The ECG has emerged as the most-talked-about new function of the Watch. This is worrisome. Larger displays and new exercise modes, for example, are mainstream features that wide swaths of people will care about. But an ECG reader is a specialty feature, meant for a subset of people who have heart issues. I have no doubt that the ECG reader will do some people good (and that we’ll hear all about it in the Apple press), but for many other people it might do more harm.

I’ve heard doctors say that the ability to take an ECG any time could lead to overuse or even obsessive checking by patients worried about their hearts. Even if the ECG itself works perfectly and yields no false positives it could end up raising anxiety levels, which could lead to problems.


The other problem with overusing thee ECG is the amount of extraneous biometric data it could create. Using the Watch, you can send your doctor the result of your ECG. Physicians are already overloaded with data without having to read a new Apple Watch ECG result every day from one patient or another.

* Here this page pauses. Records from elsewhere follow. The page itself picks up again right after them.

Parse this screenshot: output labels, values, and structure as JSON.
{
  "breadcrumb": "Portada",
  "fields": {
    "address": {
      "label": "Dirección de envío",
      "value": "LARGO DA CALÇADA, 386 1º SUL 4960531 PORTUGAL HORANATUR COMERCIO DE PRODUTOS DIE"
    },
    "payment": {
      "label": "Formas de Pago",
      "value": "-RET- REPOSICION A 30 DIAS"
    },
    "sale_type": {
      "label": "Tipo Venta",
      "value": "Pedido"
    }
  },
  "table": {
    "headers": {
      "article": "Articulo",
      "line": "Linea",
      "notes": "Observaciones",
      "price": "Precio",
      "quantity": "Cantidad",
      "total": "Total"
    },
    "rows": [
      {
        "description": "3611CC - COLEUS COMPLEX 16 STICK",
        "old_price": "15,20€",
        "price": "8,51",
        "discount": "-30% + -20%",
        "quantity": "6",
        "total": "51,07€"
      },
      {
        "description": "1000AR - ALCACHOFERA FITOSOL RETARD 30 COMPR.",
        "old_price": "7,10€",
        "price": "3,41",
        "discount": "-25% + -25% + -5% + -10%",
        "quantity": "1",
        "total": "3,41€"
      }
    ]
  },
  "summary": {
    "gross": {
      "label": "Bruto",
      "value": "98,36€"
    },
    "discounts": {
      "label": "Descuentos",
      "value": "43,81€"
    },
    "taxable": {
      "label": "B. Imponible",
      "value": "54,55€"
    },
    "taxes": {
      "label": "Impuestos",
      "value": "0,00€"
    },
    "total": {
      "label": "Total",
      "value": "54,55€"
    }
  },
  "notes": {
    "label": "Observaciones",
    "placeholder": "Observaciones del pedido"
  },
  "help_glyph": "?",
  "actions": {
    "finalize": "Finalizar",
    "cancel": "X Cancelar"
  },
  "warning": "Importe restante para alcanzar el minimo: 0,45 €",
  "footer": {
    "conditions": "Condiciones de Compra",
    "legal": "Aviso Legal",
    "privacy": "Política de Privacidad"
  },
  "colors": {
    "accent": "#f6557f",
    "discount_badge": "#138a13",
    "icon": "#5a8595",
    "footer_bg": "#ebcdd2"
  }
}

[Photo: Alvaro Reyes/Unsplash]
For Apple, 2018 brought no major breakthroughs, nor any disasters. We talk mainly about the iPhone and Apple’s growing services business as we look to the horizon to see the big new products–like cars and AR glasses–we hope Apple will bring us. We wait for the company to once again surprise and delight us.

Investors seem worried and conflicted about Apple at the moment, mostly on fears that iPhone sales growth is over. The company’s stock is way down right now; in fact, it’s dropped almost $70 (or 30%) from its 2018 highs in roughly seven weeks. And yet it was only in August that the company briefly hit a $1 trillion market cap.


One thing’s for sure: Apple will remain a fascinating company to watch. Next year will be pivotal as it navigates a post-peak-iPhone world.


About the author

Fast Company Senior Writer Mark Sullivan covers emerging technology, politics, artificial intelligence, large tech companies, and misinformation. An award-winning San Francisco-based journalist, Sullivan's work has appeared in Wired, Al Jazeera, CNN, ABC News, CNET, and many others.